NASA Twins Study Reveals How Human Genes Behave In Outer Space

NASA's Twins Study has already yielded some interesting discoveries about its subjects, astronauts Mark and Scott Kelly. And while the full findings won't be released until next year, the latest partial findings now offer an interesting look at how gene expression takes place in outer space.

According to a recent press release from the space agency, the Twins Study's preliminary results suggest that space travel results in an increase in methylation. NASA explains this as the process of turning genes on and off, which is necessary as the body tries to adjust to the unusual environment of zero gravity.

"Some of the most exciting things that we've seen from looking at gene expression in space is that we really see an explosion, like fireworks taking off, as soon as the human body gets into space," read a statement from NASA Twins Study principal investigator Chris Mason, a geneticist from Weill Cornell Medicine.

"With this study, we've seen thousands and thousands of genes change how they are turned on and turned off. This happens as soon as an astronaut gets into space, and some of the activity persists temporarily upon return to Earth."
As PBS recalled, the studies were carried out as NASA's Scott Kelly spent a year aboard the International Space Station, while his identical twin brother Mark, a retired NASA astronaut, stayed at home on Earth. One of the main observations noted as early as last year was the fact that Scott returned to Earth about two inches taller than his twin, but that was something NASA was expecting all along.

With NASA's Twins Study focusing on the internal changes in Scott and Mark Kelly's bodies, researchers revealed this week that Scott's methylation rate had gone up while he was in space. That meant that thousands of his genes had turned on and off the moment that he entered space, and that this process of gene expression was still ongoing for some time after he had returned from the ISS.

"There are over 50,000 genes in the human genome, and when floating in zero gravity, the body is trying to manage that situation in new ways," Mason explained.

As PBS continued, gene expression is a complex process with several steps, and it takes place when our genes create protein. This then leads to the creation of cells and their respective tasks. Gene expression is also the process that determines how likely we are to develop cancer, metabolic disorders, or other diseases, or how we react to stressful situations.
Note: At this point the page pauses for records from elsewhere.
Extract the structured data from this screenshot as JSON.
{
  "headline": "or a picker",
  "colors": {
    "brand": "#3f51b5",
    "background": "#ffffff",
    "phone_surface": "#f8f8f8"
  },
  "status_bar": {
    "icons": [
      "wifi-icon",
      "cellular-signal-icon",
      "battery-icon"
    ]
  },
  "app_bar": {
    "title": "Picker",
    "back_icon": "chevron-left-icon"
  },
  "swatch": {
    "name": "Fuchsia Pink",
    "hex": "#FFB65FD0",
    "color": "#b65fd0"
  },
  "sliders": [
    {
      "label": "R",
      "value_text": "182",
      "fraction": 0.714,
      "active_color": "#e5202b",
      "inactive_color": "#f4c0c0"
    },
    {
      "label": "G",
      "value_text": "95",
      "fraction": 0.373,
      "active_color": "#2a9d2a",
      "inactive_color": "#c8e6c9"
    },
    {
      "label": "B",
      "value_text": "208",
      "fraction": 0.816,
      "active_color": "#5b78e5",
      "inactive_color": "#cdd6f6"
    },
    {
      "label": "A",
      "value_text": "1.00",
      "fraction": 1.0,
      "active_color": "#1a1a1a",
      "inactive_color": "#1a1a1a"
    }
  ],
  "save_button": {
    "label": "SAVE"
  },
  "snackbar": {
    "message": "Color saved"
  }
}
PBS cited a few examples of this process, including the mutation of genes that could cause cancer after a person is exposed to excessive radiation.

NASA's Twins Study mentioned that DNA methylation changes genes, and might affect the odds of gene expression happening in the human body. This, according to the researchers, could point to some new risks in extended space travel, mainly "unprecedented changes" in cell function. Based on the Twins Study's post-ISS data on Scott Kelly, these changes included a growth in the astronaut's telomeres, or the small caps at the tips of DNA strands. This could be a good thing, as having longer telomeres often points to a slower or more stable aging process. However, if this change is accompanied by increases in radiation exposure, it could also mean a higher risk of developing aggressive forms of cancer.

Considering the potentially high risks methylation could pose on astronauts, scientists are now hoping to use CRISPR-Cas9 and other genetic tools to reduce the chances of methylation leading to cancer-causing genetic mutations, and to fix any cells that may have been damaged.

[Featured Image by Bill Ingalls/NASA via Getty Images]